This is a research guide which further explains riparian rights and provides examples for each kind of water right in three different states.

California

California follows Regulated Riparianism. Article X, Section 2 of the California Constitution requires all use of water to be “reasonable and beneficial.” Within this, municipal and industrial uses, irrigation, hydroelectric generation, and livestock watering are typically considered to be "beneficial uses."  Recently, beneficial uses have been broadened to also include recreational use, fish and wildlife protection, and aesthetic enhancements. 

Books

Legislative History

* As mentioned in the Introduction Tab, Riparian Rights is traditionally an older body of law. Therefore, obtaining legislative histories for statutes can be difficult.

California State Water Project

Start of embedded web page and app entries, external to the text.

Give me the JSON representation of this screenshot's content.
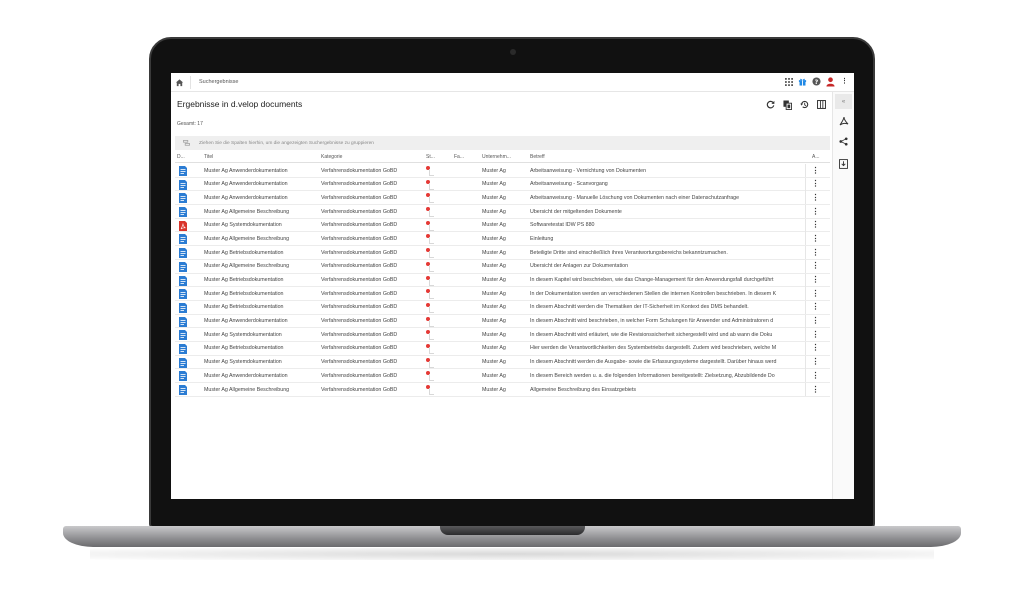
{
  "breadcrumb": "Suchergebnisse",
  "title": "Ergebnisse in d.velop documents",
  "total_text": "Gesamt: 17",
  "group_hint": "Ziehen Sie die Spalten hierhin, um die angezeigten Suchergebnisse zu gruppieren",
  "columns": {
    "doc": "D...",
    "titel": "Titel",
    "kategorie": "Kategorie",
    "status": "St...",
    "fa": "Fa...",
    "unternehmen": "Unternehm...",
    "betreff": "Betreff",
    "actions": "A..."
  },
  "colors": {
    "doc_blue": "#2b7cd3",
    "pdf_red": "#d9342b",
    "status_red": "#e53935",
    "accent_red": "#c62828"
  },
  "rows": [
    {
      "icon": "word-doc-icon",
      "titel": "Muster Ag Anwenderdokumentation",
      "kategorie": "Verfahrensdokumentation GoBD",
      "unternehmen": "Muster Ag",
      "betreff": "Arbeitsanweisung - Vernichtung von Dokumenten"
    },
    {
      "icon": "word-doc-icon",
      "titel": "Muster Ag Anwenderdokumentation",
      "kategorie": "Verfahrensdokumentation GoBD",
      "unternehmen": "Muster Ag",
      "betreff": "Arbeitsanweisung - Scanvorgang"
    },
    {
      "icon": "word-doc-icon",
      "titel": "Muster Ag Anwenderdokumentation",
      "kategorie": "Verfahrensdokumentation GoBD",
      "unternehmen": "Muster Ag",
      "betreff": "Arbeitsanweisung - Manuelle Löschung von Dokumenten nach einer Datenschutzanfrage"
    },
    {
      "icon": "word-doc-icon",
      "titel": "Muster Ag Allgemeine Beschreibung",
      "kategorie": "Verfahrensdokumentation GoBD",
      "unternehmen": "Muster Ag",
      "betreff": "Übersicht der mitgeltenden Dokumente"
    },
    {
      "icon": "pdf-doc-icon",
      "titel": "Muster Ag Systemdokumentation",
      "kategorie": "Verfahrensdokumentation GoBD",
      "unternehmen": "Muster Ag",
      "betreff": "Softwaretestat IDW PS 880"
    },
    {
      "icon": "word-doc-icon",
      "titel": "Muster Ag Allgemeine Beschreibung",
      "kategorie": "Verfahrensdokumentation GoBD",
      "unternehmen": "Muster Ag",
      "betreff": "Einleitung"
    },
    {
      "icon": "word-doc-icon",
      "titel": "Muster Ag Betriebsdokumentation",
      "kategorie": "Verfahrensdokumentation GoBD",
      "unternehmen": "Muster Ag",
      "betreff": "Beteiligte Dritte sind einschließlich ihres Verantwortungsbereichs bekanntzumachen."
    },
    {
      "icon": "word-doc-icon",
      "titel": "Muster Ag Allgemeine Beschreibung",
      "kategorie": "Verfahrensdokumentation GoBD",
      "unternehmen": "Muster Ag",
      "betreff": "Übersicht der Anlagen zur Dokumentation"
    },
    {
      "icon": "word-doc-icon",
      "titel": "Muster Ag Betriebsdokumentation",
      "kategorie": "Verfahrensdokumentation GoBD",
      "unternehmen": "Muster Ag",
      "betreff": "In diesem Kapitel wird beschrieben, wie das Change-Management für den Anwendungsfall durchgeführt"
    },
    {
      "icon": "word-doc-icon",
      "titel": "Muster Ag Betriebsdokumentation",
      "kategorie": "Verfahrensdokumentation GoBD",
      "unternehmen": "Muster Ag",
      "betreff": "In der Dokumentation werden an verschiedenen Stellen die internen Kontrollen beschrieben. In diesem K"
    },
    {
      "icon": "word-doc-icon",
      "titel": "Muster Ag Betriebsdokumentation",
      "kategorie": "Verfahrensdokumentation GoBD",
      "unternehmen": "Muster Ag",
      "betreff": "In diesem Abschnitt werden die Thematiken der IT-Sicherheit im Kontext des DMS behandelt."
    },
    {
      "icon": "word-doc-icon",
      "titel": "Muster Ag Anwenderdokumentation",
      "kategorie": "Verfahrensdokumentation GoBD",
      "unternehmen": "Muster Ag",
      "betreff": "In diesem Abschnitt wird beschrieben, in welcher Form Schulungen für Anwender und Administratoren d"
    },
    {
      "icon": "word-doc-icon",
      "titel": "Muster Ag Systemdokumentation",
      "kategorie": "Verfahrensdokumentation GoBD",
      "unternehmen": "Muster Ag",
      "betreff": "In diesem Abschnitt wird erläutert, wie die Revisionssicherheit sichergestellt wird und ab wann die Doku"
    },
    {
      "icon": "word-doc-icon",
      "titel": "Muster Ag Betriebsdokumentation",
      "kategorie": "Verfahrensdokumentation GoBD",
      "unternehmen": "Muster Ag",
      "betreff": "Hier werden die Verantwortlichkeiten des Systembetriebs dargestellt. Zudem wird beschrieben, welche M"
    },
    {
      "icon": "word-doc-icon",
      "titel": "Muster Ag Systemdokumentation",
      "kategorie": "Verfahrensdokumentation GoBD",
      "unternehmen": "Muster Ag",
      "betreff": "In diesem Abschnitt werden die Ausgabe- sowie die Erfassungssysteme dargestellt. Darüber hinaus werd"
    },
    {
      "icon": "word-doc-icon",
      "titel": "Muster Ag Anwenderdokumentation",
      "kategorie": "Verfahrensdokumentation GoBD",
      "unternehmen": "Muster Ag",
      "betreff": "In diesem Bereich werden u. a. die folgenden Informationen bereitgestellt:  Zielsetzung, Abzubildende Do"
    },
    {
      "icon": "word-doc-icon",
      "titel": "Muster Ag Allgemeine Beschreibung",
      "kategorie": "Verfahrensdokumentation GoBD",
      "unternehmen": "Muster Ag",
      "betreff": "Allgemeine Beschreibung des Einsatzgebiets"
    }
  ]
}
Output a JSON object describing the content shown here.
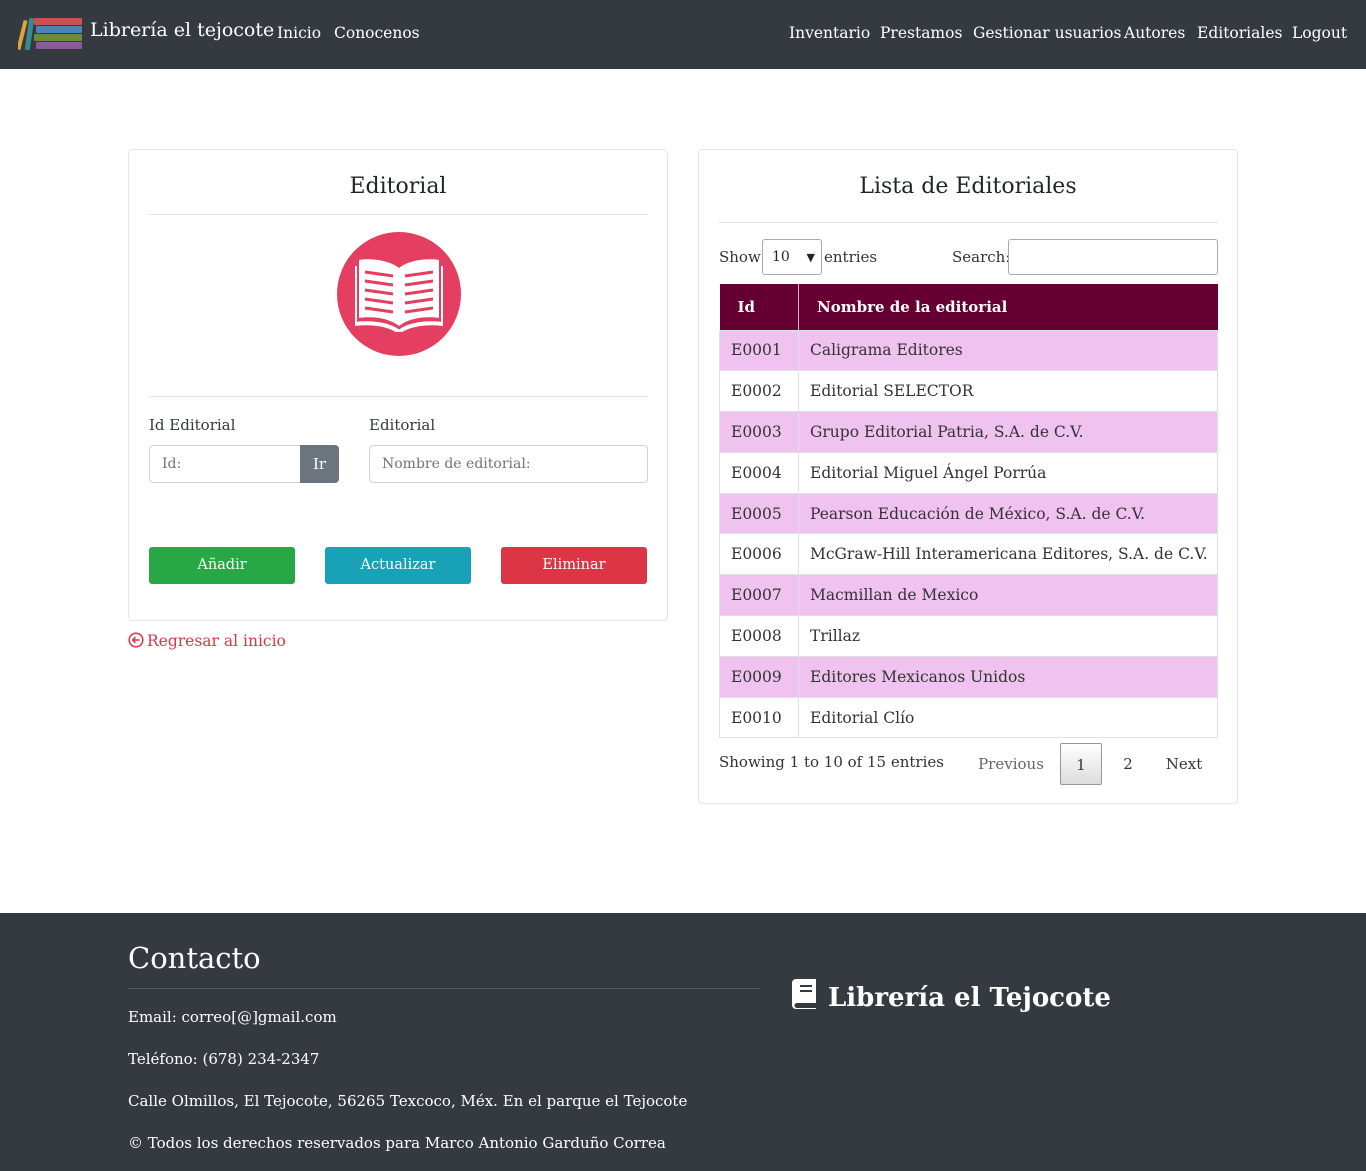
{
  "navbar": {
    "brand": "Librería el tejocote",
    "left_links": [
      "Inicio",
      "Conocenos"
    ],
    "right_links": [
      "Inventario",
      "Prestamos",
      "Gestionar usuarios",
      "Autores",
      "Editoriales",
      "Logout"
    ]
  },
  "form_card": {
    "title": "Editorial",
    "icon": "open-book-icon",
    "id_label": "Id Editorial",
    "id_placeholder": "Id:",
    "go_label": "Ir",
    "name_label": "Editorial",
    "name_placeholder": "Nombre de editorial:",
    "add_label": "Añadir",
    "update_label": "Actualizar",
    "delete_label": "Eliminar"
  },
  "back_link": "Regresar al inicio",
  "list_card": {
    "title": "Lista de Editoriales",
    "show_label": "Show",
    "entries_value": "10",
    "entries_label": "entries",
    "search_label": "Search:",
    "columns": [
      "Id",
      "Nombre de la editorial"
    ],
    "rows": [
      {
        "id": "E0001",
        "name": "Caligrama Editores"
      },
      {
        "id": "E0002",
        "name": "Editorial SELECTOR"
      },
      {
        "id": "E0003",
        "name": "Grupo Editorial Patria, S.A. de C.V."
      },
      {
        "id": "E0004",
        "name": "Editorial Miguel Ángel Porrúa"
      },
      {
        "id": "E0005",
        "name": "Pearson Educación de México, S.A. de C.V."
      },
      {
        "id": "E0006",
        "name": "McGraw-Hill Interamericana Editores, S.A. de C.V."
      },
      {
        "id": "E0007",
        "name": "Macmillan de Mexico"
      },
      {
        "id": "E0008",
        "name": "Trillaz"
      },
      {
        "id": "E0009",
        "name": "Editores Mexicanos Unidos"
      },
      {
        "id": "E0010",
        "name": "Editorial Clío"
      }
    ],
    "info": "Showing 1 to 10 of 15 entries",
    "pagination": {
      "previous": "Previous",
      "pages": [
        "1",
        "2"
      ],
      "next": "Next"
    }
  },
  "footer": {
    "title": "Contacto",
    "email": "Email: correo[@]gmail.com",
    "phone": "Teléfono: (678) 234-2347",
    "address": "Calle Olmillos, El Tejocote, 56265 Texcoco, Méx. En el parque el Tejocote",
    "copyright": "© Todos los derechos reservados para Marco Antonio Garduño Correa",
    "brand": "Librería el Tejocote"
  },
  "colors": {
    "navbar": "#343a40",
    "table_header": "#660033",
    "row_highlight": "#f0c2f0",
    "add": "#28a745",
    "update": "#17a2b8",
    "delete": "#dc3545",
    "icon_circle": "#e43f61"
  }
}
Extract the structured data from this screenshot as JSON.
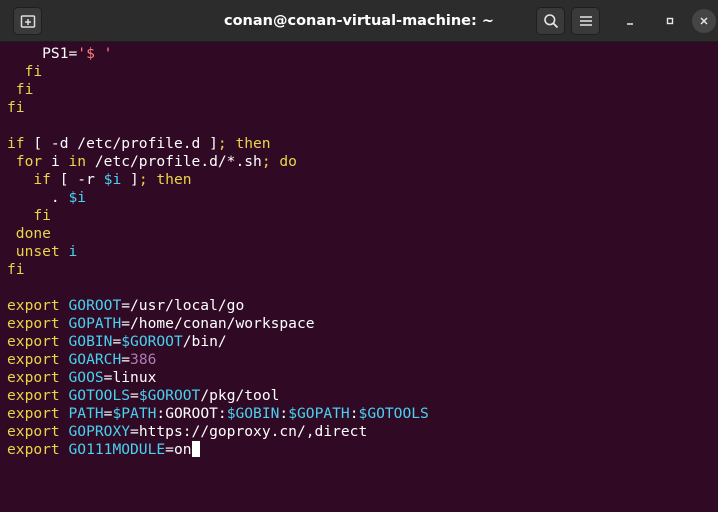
{
  "window": {
    "title": "conan@conan-virtual-machine: ~",
    "icons": {
      "new_tab": "new-tab-icon",
      "search": "search-icon",
      "menu": "hamburger-menu-icon",
      "minimize": "minimize-icon",
      "maximize": "maximize-icon",
      "close": "close-icon"
    }
  },
  "colors": {
    "background": "#300a24",
    "text": "#ffffff",
    "keyword": "#e9d44a",
    "variable": "#4ad0f0",
    "string": "#ff7f7f",
    "number": "#b07ab5",
    "titlebar": "#2c2c2c"
  },
  "terminal": {
    "lines": [
      [
        {
          "t": "    PS1=",
          "c": "txt"
        },
        {
          "t": "'$ '",
          "c": "str"
        }
      ],
      [
        {
          "t": "  ",
          "c": "txt"
        },
        {
          "t": "fi",
          "c": "kw"
        }
      ],
      [
        {
          "t": " ",
          "c": "txt"
        },
        {
          "t": "fi",
          "c": "kw"
        }
      ],
      [
        {
          "t": "fi",
          "c": "kw"
        }
      ],
      [],
      [
        {
          "t": "if",
          "c": "kw"
        },
        {
          "t": " [ -d /etc/profile.d ]",
          "c": "txt"
        },
        {
          "t": "; then",
          "c": "kw"
        }
      ],
      [
        {
          "t": " ",
          "c": "txt"
        },
        {
          "t": "for",
          "c": "kw"
        },
        {
          "t": " i ",
          "c": "txt"
        },
        {
          "t": "in",
          "c": "kw"
        },
        {
          "t": " /etc/profile.d/*.sh",
          "c": "txt"
        },
        {
          "t": "; do",
          "c": "kw"
        }
      ],
      [
        {
          "t": "   ",
          "c": "txt"
        },
        {
          "t": "if",
          "c": "kw"
        },
        {
          "t": " [ -r ",
          "c": "txt"
        },
        {
          "t": "$i",
          "c": "var"
        },
        {
          "t": " ]",
          "c": "txt"
        },
        {
          "t": "; then",
          "c": "kw"
        }
      ],
      [
        {
          "t": "     . ",
          "c": "txt"
        },
        {
          "t": "$i",
          "c": "var"
        }
      ],
      [
        {
          "t": "   ",
          "c": "txt"
        },
        {
          "t": "fi",
          "c": "kw"
        }
      ],
      [
        {
          "t": " ",
          "c": "txt"
        },
        {
          "t": "done",
          "c": "kw"
        }
      ],
      [
        {
          "t": " ",
          "c": "txt"
        },
        {
          "t": "unset",
          "c": "kw"
        },
        {
          "t": " ",
          "c": "txt"
        },
        {
          "t": "i",
          "c": "var"
        }
      ],
      [
        {
          "t": "fi",
          "c": "kw"
        }
      ],
      [],
      [
        {
          "t": "export ",
          "c": "kw"
        },
        {
          "t": "GOROOT",
          "c": "var"
        },
        {
          "t": "=/usr/local/go",
          "c": "txt"
        }
      ],
      [
        {
          "t": "export ",
          "c": "kw"
        },
        {
          "t": "GOPATH",
          "c": "var"
        },
        {
          "t": "=/home/conan/workspace",
          "c": "txt"
        }
      ],
      [
        {
          "t": "export ",
          "c": "kw"
        },
        {
          "t": "GOBIN",
          "c": "var"
        },
        {
          "t": "=",
          "c": "txt"
        },
        {
          "t": "$GOROOT",
          "c": "var"
        },
        {
          "t": "/bin/",
          "c": "txt"
        }
      ],
      [
        {
          "t": "export ",
          "c": "kw"
        },
        {
          "t": "GOARCH",
          "c": "var"
        },
        {
          "t": "=",
          "c": "txt"
        },
        {
          "t": "386",
          "c": "num"
        }
      ],
      [
        {
          "t": "export ",
          "c": "kw"
        },
        {
          "t": "GOOS",
          "c": "var"
        },
        {
          "t": "=linux",
          "c": "txt"
        }
      ],
      [
        {
          "t": "export ",
          "c": "kw"
        },
        {
          "t": "GOTOOLS",
          "c": "var"
        },
        {
          "t": "=",
          "c": "txt"
        },
        {
          "t": "$GOROOT",
          "c": "var"
        },
        {
          "t": "/pkg/tool",
          "c": "txt"
        }
      ],
      [
        {
          "t": "export ",
          "c": "kw"
        },
        {
          "t": "PATH",
          "c": "var"
        },
        {
          "t": "=",
          "c": "txt"
        },
        {
          "t": "$PATH",
          "c": "var"
        },
        {
          "t": ":GOROOT:",
          "c": "txt"
        },
        {
          "t": "$GOBIN",
          "c": "var"
        },
        {
          "t": ":",
          "c": "txt"
        },
        {
          "t": "$GOPATH",
          "c": "var"
        },
        {
          "t": ":",
          "c": "txt"
        },
        {
          "t": "$GOTOOLS",
          "c": "var"
        }
      ],
      [
        {
          "t": "export ",
          "c": "kw"
        },
        {
          "t": "GOPROXY",
          "c": "var"
        },
        {
          "t": "=https://goproxy.cn/,direct",
          "c": "txt"
        }
      ],
      [
        {
          "t": "export ",
          "c": "kw"
        },
        {
          "t": "GO111MODULE",
          "c": "var"
        },
        {
          "t": "=on",
          "c": "txt"
        }
      ]
    ]
  }
}
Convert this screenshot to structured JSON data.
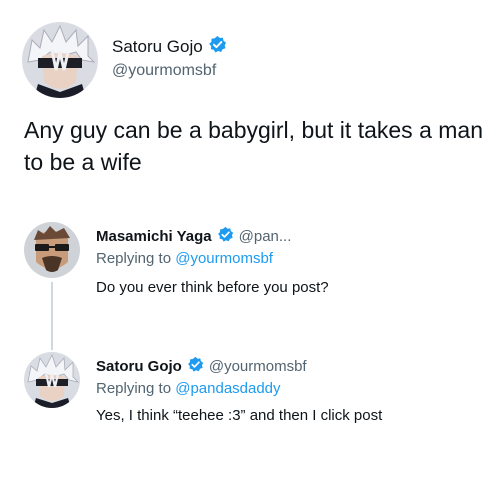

How to receive a California Water Right (Regulated Riparianism)

  • "Filing an Application. The process is initiated when a permit application is filed by the person or agency desiring to divert water. This application specifically describes the proposed project’s source, place of use, purpose, point(s) of diversion and quantity to be diverted.
  • Acceptance of Application. The Board notifies the applicant within 30 days whether the application is incomplete or accepted. Acceptance establishes priority as the date of filing.
  • Environmental Review. Consideration of environmental effects is required by the California Environmental Quality Act before a permit can be issued. The Board examines the proposed project’s potential environmental impacts and determines whether conservation measures will be needed.
  • Public Notice. The State Board then publishes a notice of the applicant’s intent and invites comment. Copies of any protests are given to the applicant who is required to respond.
  • Protest Resolution. The Board takes actions to resolve any protests that have been filed. If both parties can agree to mutually acceptable conditions, the protest is resolved at this point in the process. In the event it is not resolved for small projects, the issue may be solved through an engineering field investigation report from the Board’s Division of Water Rights. For appeals from the report and for large projects, a formal hearing is held before one or more members of the State Board. The Board’s decision is based upon the record produced by the hearing.
  • Permit Issuance. Two initial Board findings are required before a permit can be issued: (1) that unappropriated water is available to supply the applicant, and (2) that the applicant’s appropriation is in the public interest, a concept that is an overriding concern in all Board decisions. The Board then either approves if the permits meets the criteria, imposes conditions, or denies."

California Water Boards